                   declared this past year that the largest surplus in history would surely cause
                   interest rates to fall, Greenspan's Fed announced the first of four interest rate
                   increases.

                   Greenspan's inattention to anything beyond the parochial needs of financiers
                   has caused harm throughout the world. Greenspan was a forceful advocate of
                   financial deregulation and "liberalization" of international monetary policies
                   that so damaged the indebted countries of the third world. The discredited
                   policies endorsed by Greenspan and pushed by the IMF fueled the
                   destructive financial speculation that shook world markets just two years ago.
                   While Greenspan is praised for cutting rates in 1998 to avert a financial
                   meltdown in the US, he lost no time in pushing them back up again this past
                   year. These high interest rates have greatly exacerbated the problems of
                   indebted countries, whose interest costs vary directly with short-term U.S.
                   interest rates. Thanks in no small part to Greenspan, most of the emerging
                   markets are still reeling under crushing debt burdens and punishing interest
                   rates.

                   Since Greenspan's reappointment, the Fed announced a further interest rate
                   increase and is widely expected to raise rates aggressively in 2000, a boon to

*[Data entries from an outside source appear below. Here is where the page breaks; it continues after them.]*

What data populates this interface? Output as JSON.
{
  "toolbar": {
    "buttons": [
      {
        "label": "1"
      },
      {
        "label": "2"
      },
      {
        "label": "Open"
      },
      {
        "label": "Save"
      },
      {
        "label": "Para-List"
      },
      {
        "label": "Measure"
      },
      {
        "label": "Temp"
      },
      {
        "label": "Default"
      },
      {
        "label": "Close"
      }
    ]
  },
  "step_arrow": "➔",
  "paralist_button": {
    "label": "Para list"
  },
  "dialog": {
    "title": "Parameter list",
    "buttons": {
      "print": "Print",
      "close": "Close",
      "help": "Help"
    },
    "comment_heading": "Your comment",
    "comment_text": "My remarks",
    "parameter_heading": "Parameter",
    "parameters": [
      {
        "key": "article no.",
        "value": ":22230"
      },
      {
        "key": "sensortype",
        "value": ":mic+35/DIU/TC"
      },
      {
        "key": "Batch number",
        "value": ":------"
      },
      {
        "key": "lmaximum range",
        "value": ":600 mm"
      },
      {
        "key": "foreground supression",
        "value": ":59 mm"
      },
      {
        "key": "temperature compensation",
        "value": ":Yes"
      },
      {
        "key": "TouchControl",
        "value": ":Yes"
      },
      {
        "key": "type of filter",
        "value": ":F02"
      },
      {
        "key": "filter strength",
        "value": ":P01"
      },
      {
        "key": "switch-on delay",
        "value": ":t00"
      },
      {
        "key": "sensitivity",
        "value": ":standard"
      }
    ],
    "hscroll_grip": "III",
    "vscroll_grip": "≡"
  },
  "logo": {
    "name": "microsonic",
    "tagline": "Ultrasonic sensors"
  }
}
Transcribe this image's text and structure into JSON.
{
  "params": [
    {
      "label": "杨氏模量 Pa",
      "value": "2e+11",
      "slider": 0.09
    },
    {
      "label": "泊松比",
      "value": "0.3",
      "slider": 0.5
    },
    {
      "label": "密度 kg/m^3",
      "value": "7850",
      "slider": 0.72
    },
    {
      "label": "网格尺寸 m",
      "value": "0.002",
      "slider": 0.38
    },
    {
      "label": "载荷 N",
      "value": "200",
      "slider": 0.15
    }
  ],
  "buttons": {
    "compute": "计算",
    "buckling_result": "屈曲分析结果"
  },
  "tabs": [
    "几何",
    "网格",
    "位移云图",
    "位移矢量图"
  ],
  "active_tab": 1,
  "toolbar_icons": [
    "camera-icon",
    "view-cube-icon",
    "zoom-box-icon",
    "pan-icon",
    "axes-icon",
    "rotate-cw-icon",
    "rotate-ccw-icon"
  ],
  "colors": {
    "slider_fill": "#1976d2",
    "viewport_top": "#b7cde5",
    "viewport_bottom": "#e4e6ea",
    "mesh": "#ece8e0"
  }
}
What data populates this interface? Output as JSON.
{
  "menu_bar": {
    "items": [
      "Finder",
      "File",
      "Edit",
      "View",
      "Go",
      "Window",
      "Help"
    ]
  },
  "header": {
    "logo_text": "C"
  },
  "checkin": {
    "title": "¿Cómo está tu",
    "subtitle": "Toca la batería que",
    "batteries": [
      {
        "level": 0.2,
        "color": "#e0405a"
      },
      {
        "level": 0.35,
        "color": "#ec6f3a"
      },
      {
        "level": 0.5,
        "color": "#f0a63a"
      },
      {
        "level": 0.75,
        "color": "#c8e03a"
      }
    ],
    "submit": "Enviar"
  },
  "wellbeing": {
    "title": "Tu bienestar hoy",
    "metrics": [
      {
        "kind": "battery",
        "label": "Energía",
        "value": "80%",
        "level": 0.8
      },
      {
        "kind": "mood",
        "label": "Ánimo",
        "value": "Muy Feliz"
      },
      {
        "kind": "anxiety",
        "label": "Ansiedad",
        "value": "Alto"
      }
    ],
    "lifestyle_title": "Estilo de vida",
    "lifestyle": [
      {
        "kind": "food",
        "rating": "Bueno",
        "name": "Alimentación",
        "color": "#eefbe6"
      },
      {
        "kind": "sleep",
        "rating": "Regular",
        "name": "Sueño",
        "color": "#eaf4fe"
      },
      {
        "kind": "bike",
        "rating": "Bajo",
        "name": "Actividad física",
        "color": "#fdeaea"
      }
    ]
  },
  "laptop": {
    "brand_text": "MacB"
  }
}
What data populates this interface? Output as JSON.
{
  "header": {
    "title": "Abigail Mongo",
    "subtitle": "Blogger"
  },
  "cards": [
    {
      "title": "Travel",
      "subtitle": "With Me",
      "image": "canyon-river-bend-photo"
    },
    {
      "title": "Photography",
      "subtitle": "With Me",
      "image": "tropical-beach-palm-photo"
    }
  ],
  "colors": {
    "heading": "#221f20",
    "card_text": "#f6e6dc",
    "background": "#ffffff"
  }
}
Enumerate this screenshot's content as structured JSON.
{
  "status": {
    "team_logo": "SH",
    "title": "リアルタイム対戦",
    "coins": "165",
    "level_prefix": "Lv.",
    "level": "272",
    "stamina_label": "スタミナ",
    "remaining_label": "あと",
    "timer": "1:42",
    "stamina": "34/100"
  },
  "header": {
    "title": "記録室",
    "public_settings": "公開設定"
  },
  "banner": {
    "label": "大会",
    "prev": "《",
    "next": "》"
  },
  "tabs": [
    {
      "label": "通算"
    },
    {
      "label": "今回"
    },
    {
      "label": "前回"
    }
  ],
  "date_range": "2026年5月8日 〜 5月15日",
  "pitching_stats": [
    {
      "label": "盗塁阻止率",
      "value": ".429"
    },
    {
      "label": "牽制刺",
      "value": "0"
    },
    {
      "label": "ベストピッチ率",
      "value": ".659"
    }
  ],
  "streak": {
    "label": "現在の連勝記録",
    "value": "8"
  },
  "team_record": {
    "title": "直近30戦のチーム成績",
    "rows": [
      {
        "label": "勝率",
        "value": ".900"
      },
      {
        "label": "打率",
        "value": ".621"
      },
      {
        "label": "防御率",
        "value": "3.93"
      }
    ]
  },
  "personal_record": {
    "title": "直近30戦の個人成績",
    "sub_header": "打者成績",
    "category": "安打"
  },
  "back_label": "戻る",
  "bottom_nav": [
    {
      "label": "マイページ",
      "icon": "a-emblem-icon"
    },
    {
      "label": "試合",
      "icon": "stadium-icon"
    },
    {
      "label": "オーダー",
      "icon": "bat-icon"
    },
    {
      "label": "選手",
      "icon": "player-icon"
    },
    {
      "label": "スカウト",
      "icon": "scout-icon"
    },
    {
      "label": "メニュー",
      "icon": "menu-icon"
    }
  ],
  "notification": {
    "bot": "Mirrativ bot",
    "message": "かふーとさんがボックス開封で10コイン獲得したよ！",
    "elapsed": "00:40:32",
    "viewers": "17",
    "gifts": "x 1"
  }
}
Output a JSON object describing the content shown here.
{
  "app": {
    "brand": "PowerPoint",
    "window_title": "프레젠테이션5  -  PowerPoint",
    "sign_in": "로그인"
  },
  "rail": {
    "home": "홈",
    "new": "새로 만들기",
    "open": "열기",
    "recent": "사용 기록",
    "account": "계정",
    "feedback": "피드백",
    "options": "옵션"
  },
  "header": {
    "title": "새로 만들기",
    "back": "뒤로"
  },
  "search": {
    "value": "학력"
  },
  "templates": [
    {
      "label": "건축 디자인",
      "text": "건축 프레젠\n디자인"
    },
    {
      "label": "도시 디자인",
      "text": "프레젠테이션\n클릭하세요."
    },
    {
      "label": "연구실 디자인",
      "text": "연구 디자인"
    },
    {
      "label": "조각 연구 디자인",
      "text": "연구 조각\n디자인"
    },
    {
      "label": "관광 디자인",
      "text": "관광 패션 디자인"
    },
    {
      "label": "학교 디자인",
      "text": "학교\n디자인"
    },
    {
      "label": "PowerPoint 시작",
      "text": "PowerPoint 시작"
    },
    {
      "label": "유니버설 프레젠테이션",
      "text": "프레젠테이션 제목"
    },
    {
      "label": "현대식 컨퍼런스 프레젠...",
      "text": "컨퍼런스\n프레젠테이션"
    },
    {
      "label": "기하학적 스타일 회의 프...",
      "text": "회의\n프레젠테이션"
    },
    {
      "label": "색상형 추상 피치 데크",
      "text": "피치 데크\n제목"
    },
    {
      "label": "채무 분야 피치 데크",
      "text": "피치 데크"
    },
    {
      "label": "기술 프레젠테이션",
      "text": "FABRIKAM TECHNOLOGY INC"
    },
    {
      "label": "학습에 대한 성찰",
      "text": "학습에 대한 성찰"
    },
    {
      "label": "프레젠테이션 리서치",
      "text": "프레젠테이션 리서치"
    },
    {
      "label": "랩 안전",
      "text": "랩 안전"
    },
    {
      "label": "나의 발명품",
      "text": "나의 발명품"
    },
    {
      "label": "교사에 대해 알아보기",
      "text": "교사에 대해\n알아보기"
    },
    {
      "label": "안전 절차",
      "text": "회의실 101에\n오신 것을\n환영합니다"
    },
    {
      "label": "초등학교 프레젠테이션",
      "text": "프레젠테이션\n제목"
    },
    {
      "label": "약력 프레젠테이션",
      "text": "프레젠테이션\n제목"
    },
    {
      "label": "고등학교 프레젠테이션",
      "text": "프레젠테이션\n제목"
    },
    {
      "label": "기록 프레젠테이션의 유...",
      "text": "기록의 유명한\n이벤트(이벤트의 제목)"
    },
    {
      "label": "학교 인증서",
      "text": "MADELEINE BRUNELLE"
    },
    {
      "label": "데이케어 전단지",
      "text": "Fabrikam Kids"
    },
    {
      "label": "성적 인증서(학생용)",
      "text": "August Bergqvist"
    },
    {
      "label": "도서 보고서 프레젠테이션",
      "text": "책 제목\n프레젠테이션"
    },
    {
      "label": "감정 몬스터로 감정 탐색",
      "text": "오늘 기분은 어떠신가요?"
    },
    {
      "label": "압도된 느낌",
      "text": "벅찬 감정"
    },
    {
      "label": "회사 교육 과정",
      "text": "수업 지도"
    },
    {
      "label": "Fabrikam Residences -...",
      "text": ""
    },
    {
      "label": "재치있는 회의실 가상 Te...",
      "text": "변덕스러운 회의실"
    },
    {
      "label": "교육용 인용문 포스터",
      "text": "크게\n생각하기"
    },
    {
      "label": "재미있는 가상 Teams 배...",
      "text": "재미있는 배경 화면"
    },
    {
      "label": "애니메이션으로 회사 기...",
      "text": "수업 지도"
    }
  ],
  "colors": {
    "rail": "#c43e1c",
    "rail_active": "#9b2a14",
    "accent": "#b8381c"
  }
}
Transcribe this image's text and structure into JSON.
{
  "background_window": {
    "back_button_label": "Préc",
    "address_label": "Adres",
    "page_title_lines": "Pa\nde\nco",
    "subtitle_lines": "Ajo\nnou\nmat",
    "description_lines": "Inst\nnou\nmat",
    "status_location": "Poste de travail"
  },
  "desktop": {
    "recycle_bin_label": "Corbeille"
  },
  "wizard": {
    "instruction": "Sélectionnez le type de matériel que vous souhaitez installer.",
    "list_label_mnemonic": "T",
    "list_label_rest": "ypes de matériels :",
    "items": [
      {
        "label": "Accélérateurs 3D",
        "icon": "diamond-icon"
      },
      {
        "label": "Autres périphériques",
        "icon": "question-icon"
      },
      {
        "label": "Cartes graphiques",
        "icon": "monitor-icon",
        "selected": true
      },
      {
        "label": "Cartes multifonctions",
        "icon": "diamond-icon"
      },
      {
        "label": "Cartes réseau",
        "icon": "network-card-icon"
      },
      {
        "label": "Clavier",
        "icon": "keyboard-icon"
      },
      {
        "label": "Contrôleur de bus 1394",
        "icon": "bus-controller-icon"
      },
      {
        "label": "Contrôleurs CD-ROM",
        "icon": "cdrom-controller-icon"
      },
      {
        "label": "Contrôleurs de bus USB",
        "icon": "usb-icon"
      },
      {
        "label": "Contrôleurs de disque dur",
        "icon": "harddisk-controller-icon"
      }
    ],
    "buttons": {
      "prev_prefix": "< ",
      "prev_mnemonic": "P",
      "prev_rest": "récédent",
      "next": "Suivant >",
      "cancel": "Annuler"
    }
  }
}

                   Wall Street, but a bust to virtually everyone else. We'd better start praying
                   that Saint Greenspan doesn't derail the economy.